Purpose. To report the clinical, histologic, ultrastructural, and immunohistochemical features of congenital hereditary endothelial dystrophy (CHED) associated with subepithelial amyloid deposits. Methods. The clinical features of seven patients and histologic characteristics of eight corneal buttons were evaluated. The corneal specimens included five cases with histologic features of CHED associated with subepithelial amyloid. The remaining three corneal buttons of CHED without amyloid were obtained from the fellow eye of an affected patient and from siblings of two affected patients. Light microscopic studies were performed on sections stained with hematoxylin and eosin, periodic acid Schiff stain, and Congo red stain with and without permanganate bleach. Immunohistochemistry with an antibody to the amyloid AA protein and lambda and kappa light chains was done on all specimens. Electron microscopy was performed on three corneal specimens. The cases were followed for 1-9 years. Results. The notable clinical findings included decreased vision, history of parental consanguinity (4/7 cases), and affected siblings (5/7 cases). Examination revealed nystagmus (5/7 cases) and bilateral ground-glass corneas in all patients. In addition, central subepithelial whitish opacities were noted in patients with CHED and amyloid. Three patients had associated congenital glaucoma. The patients underwent penetrating keratoplasty at a mean age of 10 years. Histologically, five corneal buttons of CHED revealed varying degrees of subepithelial amyloid deposits associated with a subepithelial fibrous pannus. Immunohistochemically, the deposits were nonreactive to antiamyloid A antibody but were immunoreactive with an antibody to lambda light chains in two cases. Electron microscopy confirmed the presence of subepithelial amyloid. Thickening of Descemet's membrane and attenuation of corneal endothelial cells, noted in all cases, was consistent with features of CHED. The corneal buttons from the fellow eye and the siblings showed histologic features of CHED, with a subepithelial fibrous pannus without amyloid deposits. Spheroidal degeneration was noted in two corneal specimens. To date, no recurrence of the amyloid deposits has been seen in the grafts. Conclusions. This study demonstrates that subepithelial amyloidosis may be rarely associated with a recessive form of congenital hereditary endothelial dystrophy. The clinical, histologic, and immunohistochemical features suggest a secondary form of amyloidosis.
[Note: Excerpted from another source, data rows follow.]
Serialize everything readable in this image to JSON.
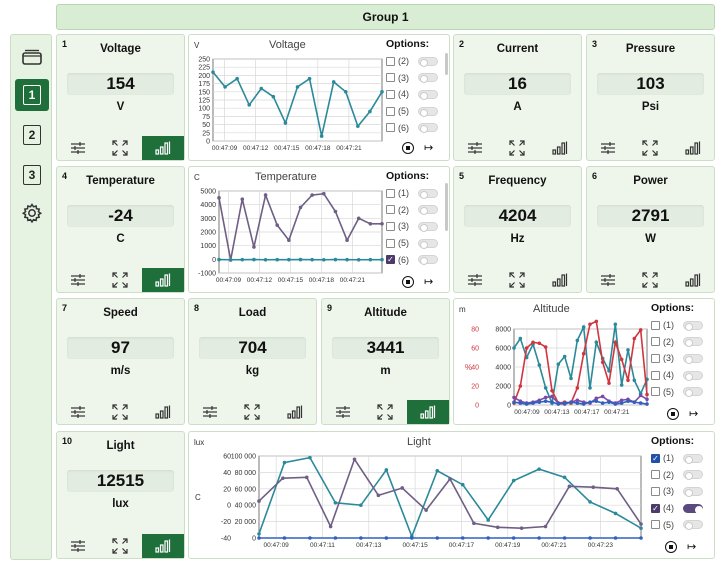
{
  "group_title": "Group 1",
  "sidebar": {
    "items": [
      {
        "name": "layers",
        "label": ""
      },
      {
        "name": "page-1",
        "label": "1"
      },
      {
        "name": "page-2",
        "label": "2"
      },
      {
        "name": "page-3",
        "label": "3"
      },
      {
        "name": "settings",
        "label": ""
      }
    ]
  },
  "cards": {
    "voltage": {
      "idx": "1",
      "title": "Voltage",
      "value": "154",
      "unit": "V"
    },
    "current": {
      "idx": "2",
      "title": "Current",
      "value": "16",
      "unit": "A"
    },
    "pressure": {
      "idx": "3",
      "title": "Pressure",
      "value": "103",
      "unit": "Psi"
    },
    "temperature": {
      "idx": "4",
      "title": "Temperature",
      "value": "-24",
      "unit": "C"
    },
    "frequency": {
      "idx": "5",
      "title": "Frequency",
      "value": "4204",
      "unit": "Hz"
    },
    "power": {
      "idx": "6",
      "title": "Power",
      "value": "2791",
      "unit": "W"
    },
    "speed": {
      "idx": "7",
      "title": "Speed",
      "value": "97",
      "unit": "m/s"
    },
    "load": {
      "idx": "8",
      "title": "Load",
      "value": "704",
      "unit": "kg"
    },
    "altitude": {
      "idx": "9",
      "title": "Altitude",
      "value": "3441",
      "unit": "m"
    },
    "light": {
      "idx": "10",
      "title": "Light",
      "value": "12515",
      "unit": "lux"
    }
  },
  "options_label": "Options:",
  "chart_data": [
    {
      "type": "line",
      "title": "Voltage",
      "corner_label": "V",
      "x": [
        "00:47:09",
        "00:47:12",
        "00:47:15",
        "00:47:18",
        "00:47:21"
      ],
      "ylim": [
        0,
        250
      ],
      "yticks": [
        0,
        25,
        50,
        75,
        100,
        125,
        150,
        175,
        200,
        225,
        250
      ],
      "options": [
        "(2)",
        "(3)",
        "(4)",
        "(5)",
        "(6)"
      ],
      "options_checked": [
        false,
        false,
        false,
        false,
        false
      ],
      "series": [
        {
          "color": "#2b8a9a",
          "values": [
            210,
            165,
            190,
            110,
            160,
            135,
            55,
            165,
            190,
            15,
            180,
            150,
            45,
            90,
            150
          ]
        }
      ]
    },
    {
      "type": "line",
      "title": "Temperature",
      "corner_label": "C",
      "x": [
        "00:47:09",
        "00:47:12",
        "00:47:15",
        "00:47:18",
        "00:47:21"
      ],
      "ylim": [
        -1000,
        5000
      ],
      "yticks": [
        -1000,
        0,
        1000,
        2000,
        3000,
        4000,
        5000
      ],
      "options": [
        "(1)",
        "(2)",
        "(3)",
        "(5)",
        "(6)"
      ],
      "options_checked": [
        false,
        false,
        false,
        false,
        true
      ],
      "series": [
        {
          "color": "#6f5f85",
          "values": [
            4500,
            -50,
            4400,
            900,
            4700,
            2500,
            1400,
            3800,
            4700,
            4800,
            3500,
            1400,
            3000,
            2600,
            2600
          ]
        },
        {
          "color": "#2b8a9a",
          "values": [
            -20,
            -30,
            -25,
            -20,
            -30,
            -25,
            -25,
            -20,
            -25,
            -30,
            -20,
            -25,
            -30,
            -25,
            -25
          ]
        }
      ]
    },
    {
      "type": "line",
      "title": "Altitude",
      "corner_label": "m",
      "y2_label": "%",
      "x": [
        "00:47:09",
        "00:47:13",
        "00:47:17",
        "00:47:21"
      ],
      "ylim": [
        0,
        8000
      ],
      "yticks": [
        0,
        2000,
        4000,
        6000,
        8000
      ],
      "y2ticks": [
        0,
        20,
        40,
        60,
        80
      ],
      "options": [
        "(1)",
        "(2)",
        "(3)",
        "(4)",
        "(5)"
      ],
      "options_checked": [
        false,
        false,
        false,
        false,
        false
      ],
      "series": [
        {
          "color": "#2b8a9a",
          "values": [
            6000,
            7000,
            5000,
            6400,
            4200,
            1800,
            200,
            4300,
            5100,
            2800,
            6800,
            8200,
            1800,
            6600,
            4900,
            3600,
            8500,
            2100,
            5800,
            2600,
            1200,
            2700
          ]
        },
        {
          "color": "#d0363f",
          "values": [
            200,
            2000,
            6000,
            6600,
            6500,
            6100,
            1500,
            200,
            300,
            200,
            1800,
            5400,
            8500,
            8800,
            4500,
            2300,
            6600,
            4800,
            2600,
            7000,
            7900,
            1100
          ]
        },
        {
          "color": "#7b4aa8",
          "values": [
            800,
            400,
            200,
            300,
            500,
            800,
            900,
            200,
            100,
            300,
            500,
            300,
            200,
            700,
            900,
            400,
            200,
            500,
            600,
            300,
            1000,
            600
          ]
        },
        {
          "color": "#3060c0",
          "values": [
            300,
            200,
            100,
            200,
            300,
            400,
            300,
            100,
            200,
            300,
            200,
            100,
            300,
            400,
            200,
            300,
            100,
            200,
            400,
            300,
            200,
            100
          ]
        }
      ]
    },
    {
      "type": "line",
      "title": "Light",
      "corner_label": "lux",
      "ylabel_left": "C",
      "x": [
        "00:47:09",
        "00:47:11",
        "00:47:13",
        "00:47:15",
        "00:47:17",
        "00:47:19",
        "00:47:21",
        "00:47:23"
      ],
      "ylim": [
        0,
        100000
      ],
      "yticks": [
        "0",
        "20 000",
        "40 000",
        "60 000",
        "80 000",
        "100 000"
      ],
      "y_left_ticks": [
        -40,
        -20,
        0,
        20,
        40,
        60
      ],
      "options": [
        "(1)",
        "(2)",
        "(3)",
        "(4)",
        "(5)"
      ],
      "options_checked": [
        true,
        false,
        false,
        true,
        false
      ],
      "series": [
        {
          "color": "#2b8a9a",
          "values": [
            5000,
            92000,
            98000,
            43000,
            40000,
            83000,
            2000,
            82000,
            65000,
            22000,
            70000,
            84000,
            74000,
            44000,
            30000,
            12000
          ]
        },
        {
          "color": "#6f5f85",
          "values": [
            45000,
            73000,
            74000,
            14000,
            96000,
            52000,
            61000,
            34000,
            72000,
            18000,
            13000,
            12000,
            14000,
            63000,
            62000,
            60000,
            17000
          ]
        },
        {
          "color": "#3060c0",
          "values": [
            0,
            0,
            0,
            0,
            0,
            0,
            0,
            0,
            0,
            0,
            0,
            0,
            0,
            0,
            0,
            0
          ]
        }
      ]
    }
  ]
}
- Amyloid deposits
- Congenital hereditary endothelial dystrophy
- Subepithelial amyloidosis
ASJC Scopus subject areas